A study from Stanford discovered that an area in the brain linked to fear doesn't increase anxiety but counters it.
The study could help lead to new treatments for anxiety disorders.
Current anti-anxiety medications work by suppressing activity in the brain circuitry that generates anxiety or increases anxiety levels. But these medications are either not effective or have side effects.
Researchers employed a mouse model to show that stimulating activity exclusively in this circuit enhances animals' willingness to take risks, while inhibiting its activity renders them more risk-averse.
The anti-anxiety circuit is nestled within a brain structure, the amygdala, long known to be associated with fear.
The team used optogenetics, a new technology in which nerve cells in living animals are rendered photosensitive so that action in these cells can be turned on or off by different wavelengths of light.
They photosensitized a set of fibers projecting from cells in one nervous "switchboard" to another one within the amygdala.
By carefully positioning their light-delivery system, they were able to selectively target this projection, so that it alone was activated when light was pulsed into the mice's brains.
The result was a dramatic change in the animal's behaviour.
"The mice suddenly became much more comfortable in situations they would ordinarily perceive as dangerous and, therefore, be quite anxious in," said Deisseroth.
For example, rodents ordinarily try to avoid wide-open spaces such as fields, because such places leave them exposed to predators. But in a standard setup simulating both open and covered areas, the mice's willingness to explore the open areas increased profoundly as soon as light was pulsed into the novel brain circuit.

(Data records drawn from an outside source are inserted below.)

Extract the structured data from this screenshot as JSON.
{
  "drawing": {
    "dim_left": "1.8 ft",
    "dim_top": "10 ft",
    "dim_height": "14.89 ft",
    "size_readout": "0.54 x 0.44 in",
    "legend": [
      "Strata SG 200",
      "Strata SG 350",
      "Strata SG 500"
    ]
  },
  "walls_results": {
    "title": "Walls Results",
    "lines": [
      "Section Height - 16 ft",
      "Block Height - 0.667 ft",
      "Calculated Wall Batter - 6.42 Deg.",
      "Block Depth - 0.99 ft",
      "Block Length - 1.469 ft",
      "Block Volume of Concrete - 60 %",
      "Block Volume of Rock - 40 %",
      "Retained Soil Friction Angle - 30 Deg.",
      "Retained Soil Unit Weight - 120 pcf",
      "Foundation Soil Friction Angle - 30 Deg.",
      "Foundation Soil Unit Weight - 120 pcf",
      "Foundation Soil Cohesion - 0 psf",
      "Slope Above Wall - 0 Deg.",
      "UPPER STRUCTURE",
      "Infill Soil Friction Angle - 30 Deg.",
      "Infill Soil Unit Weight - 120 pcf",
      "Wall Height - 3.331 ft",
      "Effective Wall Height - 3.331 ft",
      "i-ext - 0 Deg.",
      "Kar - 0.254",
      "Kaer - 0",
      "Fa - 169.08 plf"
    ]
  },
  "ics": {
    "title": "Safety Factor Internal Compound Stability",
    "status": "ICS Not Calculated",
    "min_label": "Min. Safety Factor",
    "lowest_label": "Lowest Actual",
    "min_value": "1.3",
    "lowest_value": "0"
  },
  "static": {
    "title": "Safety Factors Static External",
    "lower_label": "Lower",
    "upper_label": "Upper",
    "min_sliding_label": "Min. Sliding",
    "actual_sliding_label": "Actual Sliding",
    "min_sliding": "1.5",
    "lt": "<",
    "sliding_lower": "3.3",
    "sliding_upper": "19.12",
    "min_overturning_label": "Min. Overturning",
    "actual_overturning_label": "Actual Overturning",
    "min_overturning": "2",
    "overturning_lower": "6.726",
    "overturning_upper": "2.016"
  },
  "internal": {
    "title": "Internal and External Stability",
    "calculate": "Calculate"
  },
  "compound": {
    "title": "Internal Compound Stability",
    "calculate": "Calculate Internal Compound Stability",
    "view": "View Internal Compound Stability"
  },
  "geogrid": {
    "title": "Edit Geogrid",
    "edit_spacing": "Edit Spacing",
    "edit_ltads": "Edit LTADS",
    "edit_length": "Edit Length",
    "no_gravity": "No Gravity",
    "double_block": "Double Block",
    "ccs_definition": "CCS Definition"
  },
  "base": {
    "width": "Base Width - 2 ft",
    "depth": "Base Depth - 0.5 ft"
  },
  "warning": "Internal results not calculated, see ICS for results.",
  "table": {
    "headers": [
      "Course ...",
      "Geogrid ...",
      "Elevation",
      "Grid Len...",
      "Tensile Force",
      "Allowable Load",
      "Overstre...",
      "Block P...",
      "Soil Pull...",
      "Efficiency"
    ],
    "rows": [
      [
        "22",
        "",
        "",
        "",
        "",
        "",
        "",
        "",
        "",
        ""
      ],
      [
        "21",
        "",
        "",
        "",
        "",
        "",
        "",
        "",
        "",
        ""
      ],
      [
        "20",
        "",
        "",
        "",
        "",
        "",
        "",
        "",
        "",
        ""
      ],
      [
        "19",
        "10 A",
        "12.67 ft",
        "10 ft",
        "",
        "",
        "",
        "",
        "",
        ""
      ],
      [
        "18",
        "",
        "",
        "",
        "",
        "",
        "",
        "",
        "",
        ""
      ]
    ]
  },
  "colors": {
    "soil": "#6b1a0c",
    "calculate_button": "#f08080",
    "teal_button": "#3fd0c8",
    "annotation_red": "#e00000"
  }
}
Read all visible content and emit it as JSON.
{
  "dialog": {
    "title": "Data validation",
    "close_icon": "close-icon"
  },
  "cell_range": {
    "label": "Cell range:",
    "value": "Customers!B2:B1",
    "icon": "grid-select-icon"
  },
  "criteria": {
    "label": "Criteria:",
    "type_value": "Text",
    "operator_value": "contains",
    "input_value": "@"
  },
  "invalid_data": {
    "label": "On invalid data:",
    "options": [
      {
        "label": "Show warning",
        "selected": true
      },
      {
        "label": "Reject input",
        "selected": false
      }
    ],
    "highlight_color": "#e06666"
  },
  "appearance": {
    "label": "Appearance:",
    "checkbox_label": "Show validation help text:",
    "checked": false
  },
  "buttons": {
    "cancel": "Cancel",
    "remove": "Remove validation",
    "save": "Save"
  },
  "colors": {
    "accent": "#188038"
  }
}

Deisseroth said he believes his team's findings in mice will apply to humans as well.
The study appears in Nature.